A couple of days ago at Secondhand Nation, Carrie posed this question:
Are we thrift fanatics inadvertently making a statement about the absurdity of an economy built on novelty and competitive envy?
For herself, Carrie said, thrifting is simply about economical shopping. She also linked to this article, published earlier this month in the L.A. Times, in which author Judith Freeman writes:
Thrift stores are places where not only the poorest of the poor shop but where one can also see the incredible turnover in the products Americans have consumed and then discarded, often perfectly good items that simply don't get used any more. In thrift stores, you see the evidence of our gluttony.

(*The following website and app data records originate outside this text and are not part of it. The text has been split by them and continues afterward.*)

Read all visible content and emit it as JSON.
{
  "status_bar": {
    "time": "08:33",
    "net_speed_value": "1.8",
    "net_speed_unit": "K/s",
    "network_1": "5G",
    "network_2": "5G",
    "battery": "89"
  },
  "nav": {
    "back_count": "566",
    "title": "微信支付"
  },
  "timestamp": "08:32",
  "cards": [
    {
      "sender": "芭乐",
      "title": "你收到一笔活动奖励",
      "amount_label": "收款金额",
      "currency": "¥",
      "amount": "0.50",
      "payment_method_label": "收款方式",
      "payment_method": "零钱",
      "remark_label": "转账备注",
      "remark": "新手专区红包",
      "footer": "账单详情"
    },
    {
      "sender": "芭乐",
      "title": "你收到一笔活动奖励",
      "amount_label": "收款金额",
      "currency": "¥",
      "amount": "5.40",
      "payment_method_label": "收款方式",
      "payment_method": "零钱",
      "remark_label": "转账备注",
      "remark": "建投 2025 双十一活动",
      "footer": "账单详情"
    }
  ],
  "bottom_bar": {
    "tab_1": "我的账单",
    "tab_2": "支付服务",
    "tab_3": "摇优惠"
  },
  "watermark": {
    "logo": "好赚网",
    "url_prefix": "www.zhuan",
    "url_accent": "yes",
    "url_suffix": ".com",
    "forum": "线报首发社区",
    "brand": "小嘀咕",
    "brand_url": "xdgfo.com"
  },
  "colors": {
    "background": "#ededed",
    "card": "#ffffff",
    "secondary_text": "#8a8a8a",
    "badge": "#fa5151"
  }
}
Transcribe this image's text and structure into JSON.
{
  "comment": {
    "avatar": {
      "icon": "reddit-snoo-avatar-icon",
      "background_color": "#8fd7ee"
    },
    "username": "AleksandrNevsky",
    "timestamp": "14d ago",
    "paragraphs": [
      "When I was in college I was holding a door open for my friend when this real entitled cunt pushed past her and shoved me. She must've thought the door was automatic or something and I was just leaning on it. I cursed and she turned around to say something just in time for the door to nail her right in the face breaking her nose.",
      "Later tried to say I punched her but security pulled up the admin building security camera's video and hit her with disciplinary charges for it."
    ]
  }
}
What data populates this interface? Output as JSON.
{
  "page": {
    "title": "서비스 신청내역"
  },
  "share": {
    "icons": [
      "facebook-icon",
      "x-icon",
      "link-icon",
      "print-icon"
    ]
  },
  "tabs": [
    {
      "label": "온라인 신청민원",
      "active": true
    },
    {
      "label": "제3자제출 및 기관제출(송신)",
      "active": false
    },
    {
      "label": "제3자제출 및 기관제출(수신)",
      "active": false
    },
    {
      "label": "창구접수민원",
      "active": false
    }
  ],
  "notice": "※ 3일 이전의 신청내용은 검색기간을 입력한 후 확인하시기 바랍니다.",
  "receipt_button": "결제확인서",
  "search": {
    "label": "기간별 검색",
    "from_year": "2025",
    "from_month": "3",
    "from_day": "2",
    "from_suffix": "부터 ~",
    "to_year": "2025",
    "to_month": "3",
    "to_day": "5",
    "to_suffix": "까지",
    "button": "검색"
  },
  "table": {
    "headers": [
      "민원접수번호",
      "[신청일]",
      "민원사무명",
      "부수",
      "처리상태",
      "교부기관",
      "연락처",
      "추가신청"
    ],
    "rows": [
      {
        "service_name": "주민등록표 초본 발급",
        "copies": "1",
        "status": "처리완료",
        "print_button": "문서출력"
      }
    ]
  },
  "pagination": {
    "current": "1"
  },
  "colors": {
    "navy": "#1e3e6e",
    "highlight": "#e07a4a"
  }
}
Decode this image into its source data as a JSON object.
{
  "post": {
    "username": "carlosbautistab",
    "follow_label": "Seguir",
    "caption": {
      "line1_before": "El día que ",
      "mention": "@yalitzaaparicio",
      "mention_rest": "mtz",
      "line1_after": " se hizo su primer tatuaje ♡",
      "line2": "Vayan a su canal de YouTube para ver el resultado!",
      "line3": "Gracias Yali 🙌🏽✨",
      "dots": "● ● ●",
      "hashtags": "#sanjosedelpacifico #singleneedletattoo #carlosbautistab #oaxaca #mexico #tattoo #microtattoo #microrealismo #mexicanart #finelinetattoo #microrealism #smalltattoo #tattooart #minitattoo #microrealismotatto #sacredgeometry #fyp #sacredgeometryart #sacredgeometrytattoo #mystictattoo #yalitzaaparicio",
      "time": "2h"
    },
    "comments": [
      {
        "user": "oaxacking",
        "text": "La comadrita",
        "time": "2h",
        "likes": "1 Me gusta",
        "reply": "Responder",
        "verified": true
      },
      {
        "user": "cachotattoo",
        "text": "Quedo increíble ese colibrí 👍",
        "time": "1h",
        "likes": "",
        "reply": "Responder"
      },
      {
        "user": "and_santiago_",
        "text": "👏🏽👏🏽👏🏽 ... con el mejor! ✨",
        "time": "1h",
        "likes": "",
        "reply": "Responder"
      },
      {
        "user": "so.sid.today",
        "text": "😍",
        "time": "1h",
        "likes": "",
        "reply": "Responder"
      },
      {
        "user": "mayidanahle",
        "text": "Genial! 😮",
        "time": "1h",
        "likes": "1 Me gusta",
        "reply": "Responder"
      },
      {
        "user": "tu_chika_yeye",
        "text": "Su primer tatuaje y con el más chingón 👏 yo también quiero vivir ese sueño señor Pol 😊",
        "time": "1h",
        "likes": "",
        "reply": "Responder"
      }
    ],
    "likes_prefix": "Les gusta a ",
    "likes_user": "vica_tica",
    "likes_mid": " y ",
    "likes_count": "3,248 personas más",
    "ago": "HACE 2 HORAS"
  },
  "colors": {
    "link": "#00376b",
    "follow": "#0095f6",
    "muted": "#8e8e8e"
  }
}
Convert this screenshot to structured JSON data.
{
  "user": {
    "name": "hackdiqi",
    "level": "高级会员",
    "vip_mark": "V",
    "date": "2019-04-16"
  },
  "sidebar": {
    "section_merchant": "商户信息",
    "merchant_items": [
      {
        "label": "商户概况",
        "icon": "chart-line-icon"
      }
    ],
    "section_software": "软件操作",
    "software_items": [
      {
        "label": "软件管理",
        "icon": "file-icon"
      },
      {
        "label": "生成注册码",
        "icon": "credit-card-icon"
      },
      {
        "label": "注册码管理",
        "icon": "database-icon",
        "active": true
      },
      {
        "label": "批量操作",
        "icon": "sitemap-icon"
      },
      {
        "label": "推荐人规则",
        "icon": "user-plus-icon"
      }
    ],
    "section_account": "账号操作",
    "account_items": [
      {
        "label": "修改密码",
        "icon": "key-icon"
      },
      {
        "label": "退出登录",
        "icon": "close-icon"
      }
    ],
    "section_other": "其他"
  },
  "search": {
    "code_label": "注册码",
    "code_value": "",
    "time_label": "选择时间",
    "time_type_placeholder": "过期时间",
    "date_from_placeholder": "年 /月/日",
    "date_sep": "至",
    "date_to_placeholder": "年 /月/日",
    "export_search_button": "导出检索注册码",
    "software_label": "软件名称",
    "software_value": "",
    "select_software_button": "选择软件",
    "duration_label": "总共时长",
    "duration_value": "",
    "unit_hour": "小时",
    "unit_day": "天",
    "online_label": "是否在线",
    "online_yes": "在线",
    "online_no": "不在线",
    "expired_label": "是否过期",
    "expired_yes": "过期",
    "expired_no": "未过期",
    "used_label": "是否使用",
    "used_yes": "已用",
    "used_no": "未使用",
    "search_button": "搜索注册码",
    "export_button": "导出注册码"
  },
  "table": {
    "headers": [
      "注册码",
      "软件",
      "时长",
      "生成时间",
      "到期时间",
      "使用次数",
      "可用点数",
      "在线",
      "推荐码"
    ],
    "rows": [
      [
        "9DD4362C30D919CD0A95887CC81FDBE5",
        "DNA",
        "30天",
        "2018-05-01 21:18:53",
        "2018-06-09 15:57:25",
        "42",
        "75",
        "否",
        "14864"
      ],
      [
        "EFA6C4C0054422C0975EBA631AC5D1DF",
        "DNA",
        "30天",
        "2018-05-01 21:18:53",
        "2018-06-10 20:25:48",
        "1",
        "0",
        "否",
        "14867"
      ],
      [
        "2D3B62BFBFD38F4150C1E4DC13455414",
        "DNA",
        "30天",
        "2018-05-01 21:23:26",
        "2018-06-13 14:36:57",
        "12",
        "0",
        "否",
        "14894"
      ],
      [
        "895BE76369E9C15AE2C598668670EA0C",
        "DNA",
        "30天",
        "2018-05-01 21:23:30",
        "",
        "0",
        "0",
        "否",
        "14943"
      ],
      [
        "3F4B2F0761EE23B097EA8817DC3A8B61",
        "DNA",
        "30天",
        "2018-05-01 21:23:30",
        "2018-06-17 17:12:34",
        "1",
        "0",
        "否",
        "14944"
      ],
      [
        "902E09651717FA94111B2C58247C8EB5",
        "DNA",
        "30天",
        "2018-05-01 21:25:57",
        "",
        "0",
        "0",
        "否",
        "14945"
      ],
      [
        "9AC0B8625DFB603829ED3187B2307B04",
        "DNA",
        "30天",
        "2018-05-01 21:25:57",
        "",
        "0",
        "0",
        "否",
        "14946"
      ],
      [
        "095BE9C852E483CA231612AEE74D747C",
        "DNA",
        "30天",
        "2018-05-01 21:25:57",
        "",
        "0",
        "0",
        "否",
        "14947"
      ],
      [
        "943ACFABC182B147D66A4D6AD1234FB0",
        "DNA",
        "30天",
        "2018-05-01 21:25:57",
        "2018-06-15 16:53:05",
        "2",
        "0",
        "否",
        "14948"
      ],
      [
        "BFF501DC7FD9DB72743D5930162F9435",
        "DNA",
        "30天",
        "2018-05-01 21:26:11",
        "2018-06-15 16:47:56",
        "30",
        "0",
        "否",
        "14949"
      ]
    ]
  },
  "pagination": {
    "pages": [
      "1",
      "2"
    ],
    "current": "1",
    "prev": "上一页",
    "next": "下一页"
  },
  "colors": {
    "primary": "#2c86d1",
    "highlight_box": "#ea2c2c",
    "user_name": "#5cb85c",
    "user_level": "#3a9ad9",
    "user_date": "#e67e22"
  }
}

A bit back, I asked WINOW readers why they thrift. Several of the comments mentioned frugality/economy as the primary reason for thrifting. And, I think, for most people who thrift, it is. I spend a lot of time in thrift stores, the the majority of the people I see there seem to be there either to buy for resale or to buy practical type things for themselves or their families. There are also, of course, the occasional trendsters who are there to find funky one-of-a-kind clothes or strange records on vinyl, but they are the minority. The majority seem to be thrifting because they need to.
Which worries me. Why? Because pickings are getting slimmer, even here in thrift mecca. While this may well say something good about digusting American over consumption (that people are buying/replacing less and thus have fewer things to donate), it could also have an ill effect on those who have grown dependent on the perfectly good cast-offs of the average over-consumer.
What do you think? Is this something worth worrying about?